--- START ---

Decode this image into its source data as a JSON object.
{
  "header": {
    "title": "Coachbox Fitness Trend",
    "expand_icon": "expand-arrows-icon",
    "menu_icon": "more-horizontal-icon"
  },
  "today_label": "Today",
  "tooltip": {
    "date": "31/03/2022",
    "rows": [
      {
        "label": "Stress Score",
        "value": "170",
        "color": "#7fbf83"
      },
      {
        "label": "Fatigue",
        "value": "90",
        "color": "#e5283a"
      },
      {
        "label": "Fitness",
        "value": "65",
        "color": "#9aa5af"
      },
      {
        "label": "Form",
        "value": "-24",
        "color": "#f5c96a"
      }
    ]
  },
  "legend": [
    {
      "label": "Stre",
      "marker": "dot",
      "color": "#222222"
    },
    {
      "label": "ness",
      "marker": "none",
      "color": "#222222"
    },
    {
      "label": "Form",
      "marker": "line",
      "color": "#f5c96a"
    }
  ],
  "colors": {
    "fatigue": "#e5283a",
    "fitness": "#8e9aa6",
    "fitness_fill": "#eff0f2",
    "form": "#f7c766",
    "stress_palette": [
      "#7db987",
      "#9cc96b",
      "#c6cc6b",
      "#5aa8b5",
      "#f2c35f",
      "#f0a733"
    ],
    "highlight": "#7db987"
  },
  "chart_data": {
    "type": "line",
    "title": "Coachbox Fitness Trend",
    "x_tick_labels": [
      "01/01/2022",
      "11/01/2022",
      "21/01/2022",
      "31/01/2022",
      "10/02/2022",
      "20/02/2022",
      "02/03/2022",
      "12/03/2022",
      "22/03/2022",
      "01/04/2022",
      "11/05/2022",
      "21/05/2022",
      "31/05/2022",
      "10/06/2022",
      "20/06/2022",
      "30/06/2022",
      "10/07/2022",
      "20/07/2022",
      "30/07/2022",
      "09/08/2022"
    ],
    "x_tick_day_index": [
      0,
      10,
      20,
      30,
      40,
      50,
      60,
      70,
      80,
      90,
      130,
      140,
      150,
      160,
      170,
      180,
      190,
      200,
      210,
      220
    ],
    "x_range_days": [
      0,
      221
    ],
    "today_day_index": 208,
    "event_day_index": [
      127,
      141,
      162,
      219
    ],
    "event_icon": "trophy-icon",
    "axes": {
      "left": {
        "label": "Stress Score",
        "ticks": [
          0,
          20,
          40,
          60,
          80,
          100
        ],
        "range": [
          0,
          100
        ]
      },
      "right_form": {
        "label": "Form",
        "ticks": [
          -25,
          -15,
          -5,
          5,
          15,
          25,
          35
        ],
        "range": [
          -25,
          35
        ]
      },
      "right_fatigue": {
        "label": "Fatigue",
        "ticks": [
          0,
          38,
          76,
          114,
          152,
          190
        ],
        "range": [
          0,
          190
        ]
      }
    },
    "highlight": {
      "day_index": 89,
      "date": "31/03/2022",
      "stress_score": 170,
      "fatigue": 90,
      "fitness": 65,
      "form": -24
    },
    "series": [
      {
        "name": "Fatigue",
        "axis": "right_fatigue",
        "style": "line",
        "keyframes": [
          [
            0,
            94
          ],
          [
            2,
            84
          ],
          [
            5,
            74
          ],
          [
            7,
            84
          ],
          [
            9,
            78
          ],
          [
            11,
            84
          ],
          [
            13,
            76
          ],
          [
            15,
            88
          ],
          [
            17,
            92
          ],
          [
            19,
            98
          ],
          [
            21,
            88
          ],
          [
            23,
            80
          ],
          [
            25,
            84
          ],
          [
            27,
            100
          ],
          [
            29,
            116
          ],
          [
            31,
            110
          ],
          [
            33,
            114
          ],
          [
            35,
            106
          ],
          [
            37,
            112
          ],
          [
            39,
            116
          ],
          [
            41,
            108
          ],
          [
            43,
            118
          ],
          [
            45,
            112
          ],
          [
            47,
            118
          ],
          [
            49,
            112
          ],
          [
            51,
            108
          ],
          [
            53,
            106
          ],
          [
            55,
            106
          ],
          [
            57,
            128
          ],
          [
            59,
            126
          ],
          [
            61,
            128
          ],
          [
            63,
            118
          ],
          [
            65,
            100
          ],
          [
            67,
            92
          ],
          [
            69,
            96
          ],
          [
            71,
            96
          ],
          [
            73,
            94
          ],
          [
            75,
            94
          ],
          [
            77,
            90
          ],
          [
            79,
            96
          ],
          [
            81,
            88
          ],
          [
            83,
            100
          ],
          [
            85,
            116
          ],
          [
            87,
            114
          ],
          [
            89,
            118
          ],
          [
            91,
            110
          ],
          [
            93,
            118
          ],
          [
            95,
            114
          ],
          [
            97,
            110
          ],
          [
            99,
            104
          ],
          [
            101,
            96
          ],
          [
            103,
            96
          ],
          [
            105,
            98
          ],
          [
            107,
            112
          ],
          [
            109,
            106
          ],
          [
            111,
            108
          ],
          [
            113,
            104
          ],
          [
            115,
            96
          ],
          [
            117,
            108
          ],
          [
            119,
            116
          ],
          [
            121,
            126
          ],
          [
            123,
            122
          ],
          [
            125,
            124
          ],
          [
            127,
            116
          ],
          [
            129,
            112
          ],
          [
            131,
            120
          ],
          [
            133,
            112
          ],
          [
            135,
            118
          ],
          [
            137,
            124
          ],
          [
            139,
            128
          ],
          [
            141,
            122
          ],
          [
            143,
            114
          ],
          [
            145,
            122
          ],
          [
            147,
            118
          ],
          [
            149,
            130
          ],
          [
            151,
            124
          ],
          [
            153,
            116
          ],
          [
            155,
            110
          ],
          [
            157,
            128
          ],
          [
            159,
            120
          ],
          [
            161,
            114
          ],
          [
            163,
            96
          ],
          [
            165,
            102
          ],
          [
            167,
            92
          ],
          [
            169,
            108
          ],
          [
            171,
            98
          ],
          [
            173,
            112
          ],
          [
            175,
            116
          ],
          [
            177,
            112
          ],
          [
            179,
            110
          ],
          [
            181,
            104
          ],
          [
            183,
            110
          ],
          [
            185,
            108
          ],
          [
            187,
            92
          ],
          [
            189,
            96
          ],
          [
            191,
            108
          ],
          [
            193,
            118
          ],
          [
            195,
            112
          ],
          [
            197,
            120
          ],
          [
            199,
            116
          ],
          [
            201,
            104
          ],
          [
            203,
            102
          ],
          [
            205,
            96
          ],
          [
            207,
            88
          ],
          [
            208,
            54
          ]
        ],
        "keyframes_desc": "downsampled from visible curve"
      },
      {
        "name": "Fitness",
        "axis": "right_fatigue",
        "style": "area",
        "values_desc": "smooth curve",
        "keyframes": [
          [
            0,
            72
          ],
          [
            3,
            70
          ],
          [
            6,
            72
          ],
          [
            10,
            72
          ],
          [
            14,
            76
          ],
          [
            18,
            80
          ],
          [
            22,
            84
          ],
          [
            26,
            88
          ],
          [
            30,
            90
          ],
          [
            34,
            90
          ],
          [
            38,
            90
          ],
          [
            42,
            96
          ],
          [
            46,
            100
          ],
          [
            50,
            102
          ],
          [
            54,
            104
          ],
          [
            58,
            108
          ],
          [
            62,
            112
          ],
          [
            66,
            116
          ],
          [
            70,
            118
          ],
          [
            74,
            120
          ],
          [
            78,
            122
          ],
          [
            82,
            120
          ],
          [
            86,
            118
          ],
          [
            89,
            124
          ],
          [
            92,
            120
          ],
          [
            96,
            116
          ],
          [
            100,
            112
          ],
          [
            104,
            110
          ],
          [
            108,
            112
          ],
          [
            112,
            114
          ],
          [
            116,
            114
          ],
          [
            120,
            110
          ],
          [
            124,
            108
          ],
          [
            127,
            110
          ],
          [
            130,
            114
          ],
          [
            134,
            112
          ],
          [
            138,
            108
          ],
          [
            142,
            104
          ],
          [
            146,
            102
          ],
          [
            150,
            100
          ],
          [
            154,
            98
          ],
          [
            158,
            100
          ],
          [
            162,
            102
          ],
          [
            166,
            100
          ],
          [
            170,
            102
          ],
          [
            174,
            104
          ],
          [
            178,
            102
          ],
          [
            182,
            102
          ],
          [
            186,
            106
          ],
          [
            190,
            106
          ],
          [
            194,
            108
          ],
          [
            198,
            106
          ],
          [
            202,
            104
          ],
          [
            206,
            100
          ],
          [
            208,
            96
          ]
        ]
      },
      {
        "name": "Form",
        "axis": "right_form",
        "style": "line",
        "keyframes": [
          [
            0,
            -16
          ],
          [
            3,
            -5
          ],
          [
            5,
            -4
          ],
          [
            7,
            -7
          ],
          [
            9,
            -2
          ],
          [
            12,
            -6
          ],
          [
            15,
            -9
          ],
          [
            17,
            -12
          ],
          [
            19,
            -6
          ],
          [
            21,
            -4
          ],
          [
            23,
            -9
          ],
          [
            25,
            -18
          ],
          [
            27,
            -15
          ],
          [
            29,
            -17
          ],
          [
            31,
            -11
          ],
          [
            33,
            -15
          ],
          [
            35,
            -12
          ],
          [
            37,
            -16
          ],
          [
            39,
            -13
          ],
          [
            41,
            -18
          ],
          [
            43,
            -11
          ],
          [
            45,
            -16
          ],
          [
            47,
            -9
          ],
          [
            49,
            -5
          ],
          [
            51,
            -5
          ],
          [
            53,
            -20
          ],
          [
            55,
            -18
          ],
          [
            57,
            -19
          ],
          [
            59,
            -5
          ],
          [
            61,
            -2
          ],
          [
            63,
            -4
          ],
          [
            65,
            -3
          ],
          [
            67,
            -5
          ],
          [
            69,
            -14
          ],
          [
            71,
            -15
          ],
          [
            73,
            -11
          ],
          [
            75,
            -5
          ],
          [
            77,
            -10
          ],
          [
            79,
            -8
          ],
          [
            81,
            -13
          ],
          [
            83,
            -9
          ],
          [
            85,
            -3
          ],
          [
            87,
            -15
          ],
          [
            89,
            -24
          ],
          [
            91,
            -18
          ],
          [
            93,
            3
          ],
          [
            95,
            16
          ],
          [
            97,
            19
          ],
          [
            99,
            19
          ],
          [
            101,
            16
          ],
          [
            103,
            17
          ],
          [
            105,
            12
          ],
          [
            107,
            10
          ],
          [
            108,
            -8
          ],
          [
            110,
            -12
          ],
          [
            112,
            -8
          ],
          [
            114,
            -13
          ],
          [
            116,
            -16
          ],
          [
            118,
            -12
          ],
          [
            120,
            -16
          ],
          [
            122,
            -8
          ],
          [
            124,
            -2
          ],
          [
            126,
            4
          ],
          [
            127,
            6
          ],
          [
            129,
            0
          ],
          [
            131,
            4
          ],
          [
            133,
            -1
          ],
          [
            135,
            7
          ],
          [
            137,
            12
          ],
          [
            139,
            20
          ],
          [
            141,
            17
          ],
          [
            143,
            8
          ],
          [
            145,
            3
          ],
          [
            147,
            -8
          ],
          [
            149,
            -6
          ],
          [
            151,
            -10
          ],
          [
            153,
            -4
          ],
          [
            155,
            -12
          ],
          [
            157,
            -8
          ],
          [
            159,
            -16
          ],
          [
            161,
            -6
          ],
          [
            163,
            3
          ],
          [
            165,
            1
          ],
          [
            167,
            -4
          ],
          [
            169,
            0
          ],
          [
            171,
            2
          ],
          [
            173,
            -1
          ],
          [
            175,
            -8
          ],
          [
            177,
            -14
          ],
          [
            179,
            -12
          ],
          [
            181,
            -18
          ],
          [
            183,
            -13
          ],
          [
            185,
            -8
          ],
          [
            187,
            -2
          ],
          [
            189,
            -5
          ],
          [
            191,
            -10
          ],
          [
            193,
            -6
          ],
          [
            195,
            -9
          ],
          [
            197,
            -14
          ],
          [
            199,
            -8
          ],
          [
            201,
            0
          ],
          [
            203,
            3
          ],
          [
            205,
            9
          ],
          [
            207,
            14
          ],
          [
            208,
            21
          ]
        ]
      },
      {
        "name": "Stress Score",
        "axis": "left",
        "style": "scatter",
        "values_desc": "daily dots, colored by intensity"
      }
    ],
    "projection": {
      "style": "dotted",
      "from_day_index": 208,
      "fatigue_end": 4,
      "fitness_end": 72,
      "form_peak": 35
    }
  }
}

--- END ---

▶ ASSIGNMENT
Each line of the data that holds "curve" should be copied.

▶ ANSWER AREA
        "keyframes_desc": "downsampled from visible curve"
        "values_desc": "smooth curve",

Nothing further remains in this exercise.